• **Exercise directions**: Please copy every line from the following entries in which the word "structured" appears.

━━ Information supplied

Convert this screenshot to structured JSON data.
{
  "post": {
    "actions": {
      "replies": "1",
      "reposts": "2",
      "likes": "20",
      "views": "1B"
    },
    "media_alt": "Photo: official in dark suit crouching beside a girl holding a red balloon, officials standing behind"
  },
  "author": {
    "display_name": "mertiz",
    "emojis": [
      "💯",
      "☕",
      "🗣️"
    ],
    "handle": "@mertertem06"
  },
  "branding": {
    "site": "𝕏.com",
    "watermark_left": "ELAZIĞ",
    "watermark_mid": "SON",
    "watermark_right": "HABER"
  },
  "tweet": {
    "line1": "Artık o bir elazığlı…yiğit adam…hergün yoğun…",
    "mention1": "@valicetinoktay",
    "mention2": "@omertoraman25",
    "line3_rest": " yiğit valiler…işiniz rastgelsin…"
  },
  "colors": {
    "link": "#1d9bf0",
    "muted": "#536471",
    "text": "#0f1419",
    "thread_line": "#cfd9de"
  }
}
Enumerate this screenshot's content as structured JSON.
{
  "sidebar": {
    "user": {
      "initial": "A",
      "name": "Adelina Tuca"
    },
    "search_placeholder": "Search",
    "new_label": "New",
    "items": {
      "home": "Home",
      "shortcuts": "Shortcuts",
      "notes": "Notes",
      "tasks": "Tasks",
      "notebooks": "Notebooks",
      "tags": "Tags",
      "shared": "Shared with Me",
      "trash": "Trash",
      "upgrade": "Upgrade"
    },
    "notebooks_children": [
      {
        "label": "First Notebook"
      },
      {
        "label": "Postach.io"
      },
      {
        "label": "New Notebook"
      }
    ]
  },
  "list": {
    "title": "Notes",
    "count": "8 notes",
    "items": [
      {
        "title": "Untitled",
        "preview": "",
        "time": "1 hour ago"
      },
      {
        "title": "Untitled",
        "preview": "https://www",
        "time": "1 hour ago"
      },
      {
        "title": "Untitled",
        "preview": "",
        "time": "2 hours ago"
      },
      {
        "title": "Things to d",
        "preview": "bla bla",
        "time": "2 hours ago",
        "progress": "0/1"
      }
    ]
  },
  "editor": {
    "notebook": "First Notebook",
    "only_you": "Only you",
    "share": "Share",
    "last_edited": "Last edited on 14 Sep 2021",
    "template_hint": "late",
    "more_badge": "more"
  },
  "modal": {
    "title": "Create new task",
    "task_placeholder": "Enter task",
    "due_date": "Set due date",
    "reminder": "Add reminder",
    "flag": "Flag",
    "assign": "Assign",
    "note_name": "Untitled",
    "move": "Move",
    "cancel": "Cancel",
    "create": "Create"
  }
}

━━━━
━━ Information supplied

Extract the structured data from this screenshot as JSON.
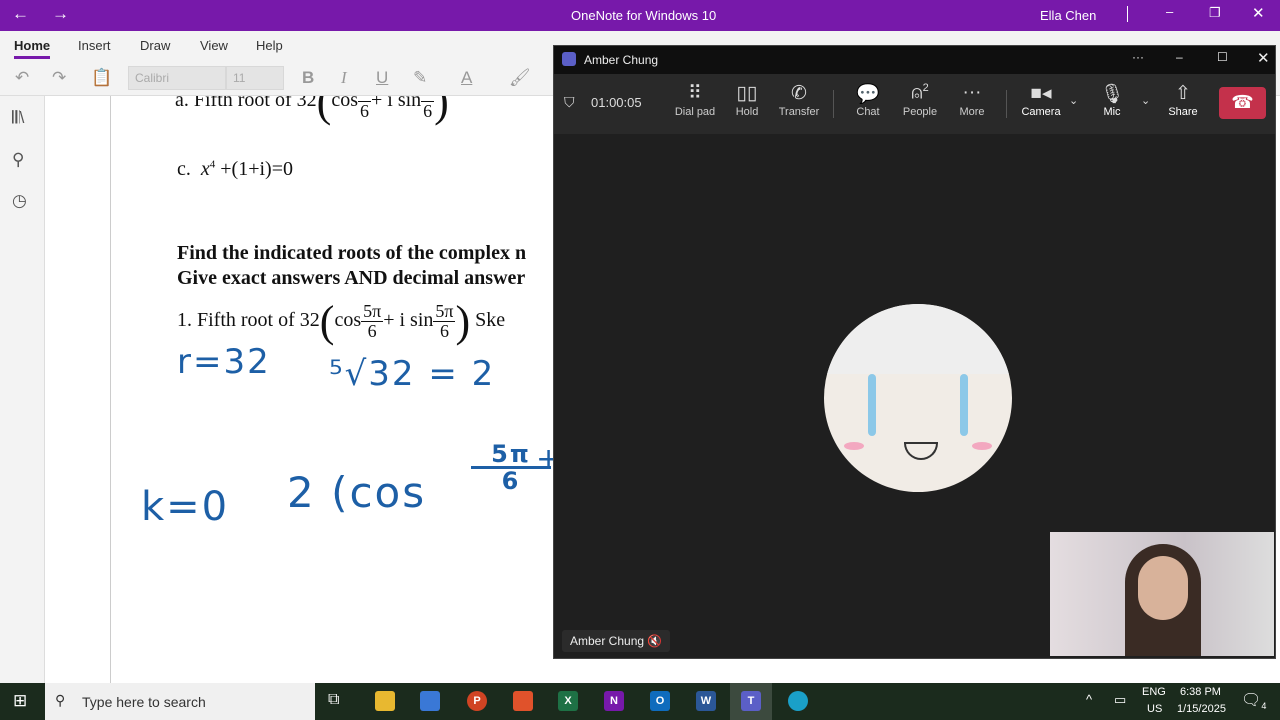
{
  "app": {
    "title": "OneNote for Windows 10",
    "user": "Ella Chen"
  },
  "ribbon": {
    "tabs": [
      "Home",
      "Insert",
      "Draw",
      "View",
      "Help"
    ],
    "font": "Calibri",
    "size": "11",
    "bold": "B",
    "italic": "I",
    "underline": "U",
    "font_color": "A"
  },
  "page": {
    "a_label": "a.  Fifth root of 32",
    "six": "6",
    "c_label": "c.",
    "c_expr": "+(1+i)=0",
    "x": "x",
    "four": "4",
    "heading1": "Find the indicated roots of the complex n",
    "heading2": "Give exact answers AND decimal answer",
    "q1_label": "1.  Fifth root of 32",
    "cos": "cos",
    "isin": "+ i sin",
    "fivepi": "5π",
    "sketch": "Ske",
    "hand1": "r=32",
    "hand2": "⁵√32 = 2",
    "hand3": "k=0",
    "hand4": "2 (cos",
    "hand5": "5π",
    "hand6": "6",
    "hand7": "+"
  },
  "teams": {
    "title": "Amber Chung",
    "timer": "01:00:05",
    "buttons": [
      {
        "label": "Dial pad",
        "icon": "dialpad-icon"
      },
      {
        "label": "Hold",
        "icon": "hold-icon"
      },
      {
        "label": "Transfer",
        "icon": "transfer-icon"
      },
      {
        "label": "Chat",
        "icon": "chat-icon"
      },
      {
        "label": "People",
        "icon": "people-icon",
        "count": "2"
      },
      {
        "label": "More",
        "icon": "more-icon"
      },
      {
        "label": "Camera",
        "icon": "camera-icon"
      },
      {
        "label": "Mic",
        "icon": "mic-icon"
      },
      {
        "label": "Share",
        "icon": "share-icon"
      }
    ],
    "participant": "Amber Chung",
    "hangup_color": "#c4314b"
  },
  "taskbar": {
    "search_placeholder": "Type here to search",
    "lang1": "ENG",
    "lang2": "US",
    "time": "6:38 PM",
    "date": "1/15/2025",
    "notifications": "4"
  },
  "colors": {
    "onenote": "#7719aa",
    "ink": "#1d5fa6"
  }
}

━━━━

• **Task output**:
Convert this screenshot to structured JSON data.
Enumerate this screenshot's content as structured JSON.
Extract the structured data from this screenshot as JSON.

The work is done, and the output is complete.